Once you’ve set a Screen Time specific passcode, you can now set the parameters for your child and they won’t have the ability to change them. There are four menus to sift through and adjust settings. We’ll go bottom to top:
Content & Privacy Restrictions
Diving into this menu will give you many options for blocking adult content and access to certain apps (like Contacts or Calendars). I would go to Content Restrictions and set the age appropriate app downloads, movies, and music settings for your child.
Once you’ve adjusted those (and I’ve disabled any in-app purchases, as many kid’s games are free to download but constantly try to coax the purchase of coins, virtual game money, etc.) I recommend scrolling to the bottom of Content & Privacy Restrictions to the Allow Changes menu. Here you can make sure your child doesn’t change the device Passcode on you, block the ability to change Cellular Data settings, and more. Volume Limit is also helpful if you find your child listening to music a little too loud.
Now things get interesting. In a moment I’ll show you how to set Time Limits for certain apps, and even Certain Times of Day. But before that, adjusting the Always Allowed apps will be sure your child can always call or message you, despite any other Screen Time restrictions.

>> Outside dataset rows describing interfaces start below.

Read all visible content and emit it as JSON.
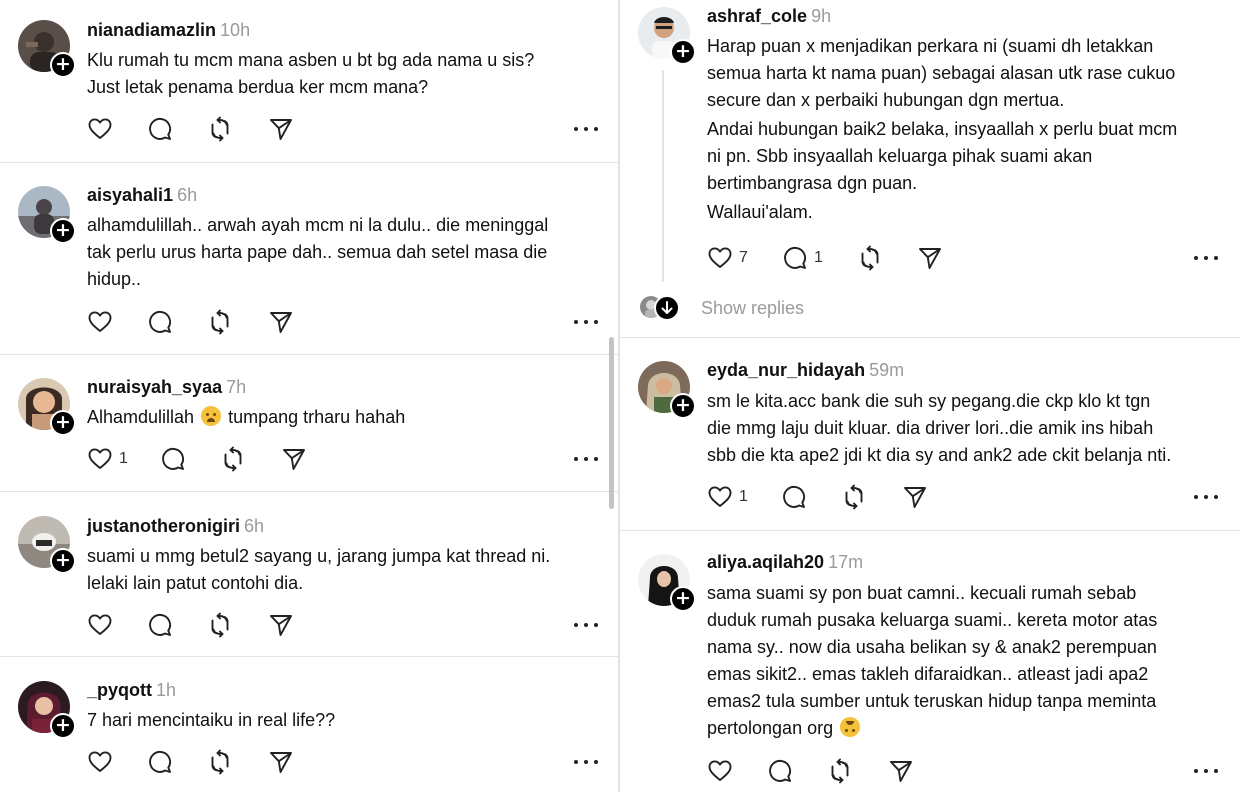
{
  "left_posts": [
    {
      "username": "nianadiamazlin",
      "time": "10h",
      "lines": [
        "Klu rumah tu mcm mana asben u bt bg ada nama u sis?",
        "Just letak penama berdua ker mcm mana?"
      ],
      "like_count": "",
      "reply_count": ""
    },
    {
      "username": "aisyahali1",
      "time": "6h",
      "lines": [
        "alhamdulillah.. arwah ayah mcm ni la dulu.. die meninggal",
        "tak perlu urus harta pape dah.. semua dah setel masa die",
        "hidup.."
      ],
      "like_count": "",
      "reply_count": ""
    },
    {
      "username": "nuraisyah_syaa",
      "time": "7h",
      "text_before_emoji": "Alhamdulillah",
      "emoji": "crying-face",
      "text_after_emoji": "tumpang trharu hahah",
      "like_count": "1",
      "reply_count": ""
    },
    {
      "username": "justanotheronigiri",
      "time": "6h",
      "lines": [
        "suami u mmg betul2 sayang u, jarang jumpa kat thread ni.",
        "lelaki lain patut contohi dia."
      ],
      "like_count": "",
      "reply_count": ""
    },
    {
      "username": "_pyqott",
      "time": "1h",
      "lines": [
        "7 hari mencintaiku in real life??"
      ],
      "like_count": "",
      "reply_count": ""
    }
  ],
  "right_posts": [
    {
      "username": "ashraf_cole",
      "time": "9h",
      "paragraphs": [
        [
          "Harap puan x menjadikan perkara ni (suami dh letakkan",
          "semua harta kt nama puan) sebagai alasan utk rase cukuo",
          "secure dan x perbaiki hubungan dgn mertua."
        ],
        [
          "Andai hubungan baik2 belaka, insyaallah x perlu buat mcm",
          "ni pn. Sbb insyaallah keluarga pihak suami akan",
          "bertimbangrasa dgn puan."
        ],
        [
          "Wallaui'alam."
        ]
      ],
      "like_count": "7",
      "reply_count": "1",
      "show_replies_label": "Show replies"
    },
    {
      "username": "eyda_nur_hidayah",
      "time": "59m",
      "lines": [
        "sm le kita.acc bank die suh sy pegang.die ckp klo kt tgn",
        "die mmg laju duit kluar. dia driver lori..die amik ins hibah",
        "sbb die kta ape2 jdi kt dia sy and ank2 ade ckit belanja nti."
      ],
      "like_count": "1",
      "reply_count": ""
    },
    {
      "username": "aliya.aqilah20",
      "time": "17m",
      "lines": [
        "sama suami sy pon buat camni.. kecuali rumah sebab",
        "duduk rumah pusaka keluarga suami.. kereta motor atas",
        "nama sy.. now dia usaha belikan sy & anak2 perempuan",
        "emas sikit2.. emas takleh difaraidkan.. atleast jadi apa2",
        "emas2 tula sumber untuk teruskan hidup tanpa meminta"
      ],
      "last_line_text": "pertolongan org",
      "last_line_emoji": "upside-down-face",
      "like_count": "",
      "reply_count": ""
    }
  ],
  "icons": {
    "like": "heart-icon",
    "reply": "comment-icon",
    "repost": "repost-icon",
    "share": "send-icon",
    "more": "more-icon",
    "follow": "plus-icon",
    "expand": "arrow-down-icon"
  },
  "colors": {
    "text": "#111111",
    "muted": "#9a9a9a",
    "divider": "#e4e4e4",
    "icon": "#222222"
  }
}
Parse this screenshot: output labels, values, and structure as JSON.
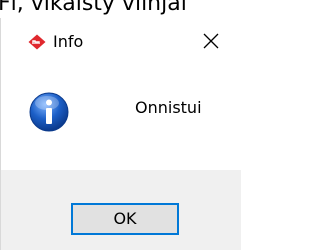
{
  "background": {
    "partial_title": "Fl, vlkaisty vlinjal"
  },
  "dialog": {
    "title": "Info",
    "message": "Onnistui",
    "ok_label": "OK",
    "icons": {
      "app": "app-logo-icon",
      "info": "info-icon",
      "close": "close-icon"
    },
    "colors": {
      "app_icon": "#e0282e",
      "info_blue": "#1c5fc7",
      "button_border": "#0078d7",
      "footer_bg": "#f0f0f0"
    }
  }
}
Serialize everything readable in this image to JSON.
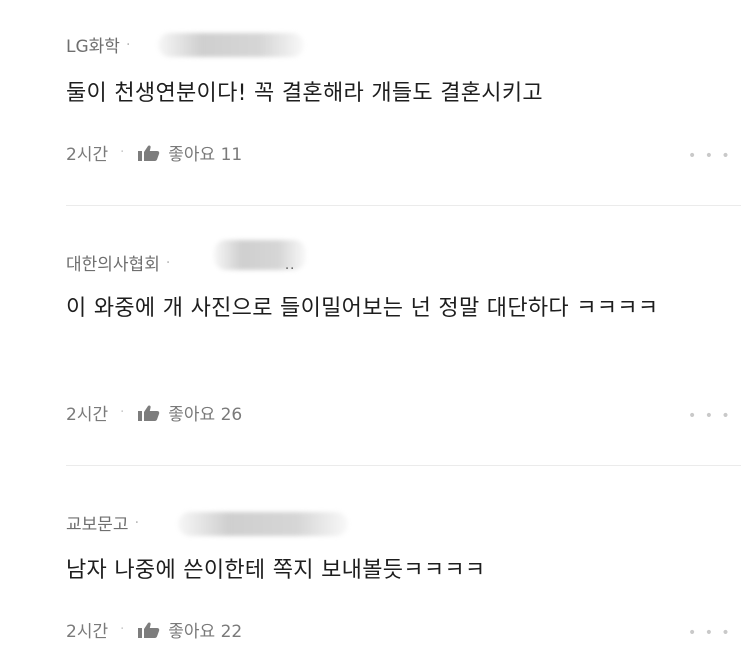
{
  "comments": [
    {
      "author": "LG화학",
      "text": "둘이 천생연분이다! 꼭 결혼해라 개들도 결혼시키고",
      "time": "2시간",
      "like_label": "좋아요 11",
      "more": "• • •"
    },
    {
      "author": "대한의사협회",
      "text": "이 와중에 개 사진으로 들이밀어보는 넌 정말 대단하다 ㅋㅋㅋㅋ",
      "time": "2시간",
      "like_label": "좋아요 26",
      "more": "• • •",
      "extra": ".."
    },
    {
      "author": "교보문고",
      "text": "남자 나중에 쓴이한테 쪽지 보내볼듯ㅋㅋㅋㅋ",
      "time": "2시간",
      "like_label": "좋아요 22",
      "more": "• • •"
    }
  ],
  "separator": "·",
  "icons": {
    "like": "thumbs-up-icon",
    "more": "more-icon"
  }
}
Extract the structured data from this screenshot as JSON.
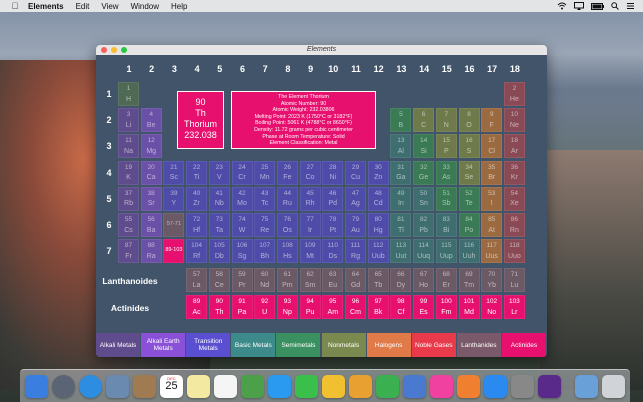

Simply tap the “+” button next to the apps you want to be sure are Always Allowed, and tap the “-” button to remove an app. Keep in mind, as my children already got around this, that the Messages app in iOS has the ability to run mini-apps, including games. I had to remove Messages from Always Allowed, which is an inconvenience, but for small children who don’t need to be texting anyone, it makes sense to restrict it.
Going into the App Limits settings will allow you to set a maximum time per day that certain apps can be used. For instance, you can limit all games to 1 hour per day. Regardless of which games your child plays, even if they only play 10 minutes across 6 different apps, once they’ve hit an hour of game time, all games are locked out.
The same goes for social media apps. If set to one hour, 30 minutes in Facebook and 30 minutes in Instagram means no more social apps for the day. This resets at midnight every night, but there’s an option for those with night-owl teenagers we’ll get to in a moment.
Once the time limit for a segment of apps has been reached, the app will be greyed out and have an hourglass in the icon. If your child attempts to open it they’ll be greeted with the following screen. From there, you as a parent can put in the Screen Time Passcode and allow 15 more minutes, or you can ignore the time limit for the rest of day (for that 10 hour road trip perhaps).
The final setting to adjust is Downtime. Here you can set evening hours where all apps (except those you specified in the Always Allowed menu) are blocked. Enable this setting and specify the start and end times, such as 10:00pm - 7:00am, and you can be sure only the apps you’ve chosen can be used.
Screen Time Settings for Adults
You may have noticed that after a couple days of using iOS 12 you’ll begin to receive reports of your own phone usage in the Screen Time settings. Not only will it tell you how many hours you’ve had your eyes fixed on that screen, but how often you pick up your phone, how many notifications you receive by the hour, and more.
You can set app limits for yourself as well, be it social media, Netflix, or games. And if you really want to be sure you’re not abusing your own screen time, have a friend or spouse set up a Screen Time Passcode and not tell you!
Let me know if you’re daring enough to have done such a thing, or if you have any questions about Screen Time settings and kids!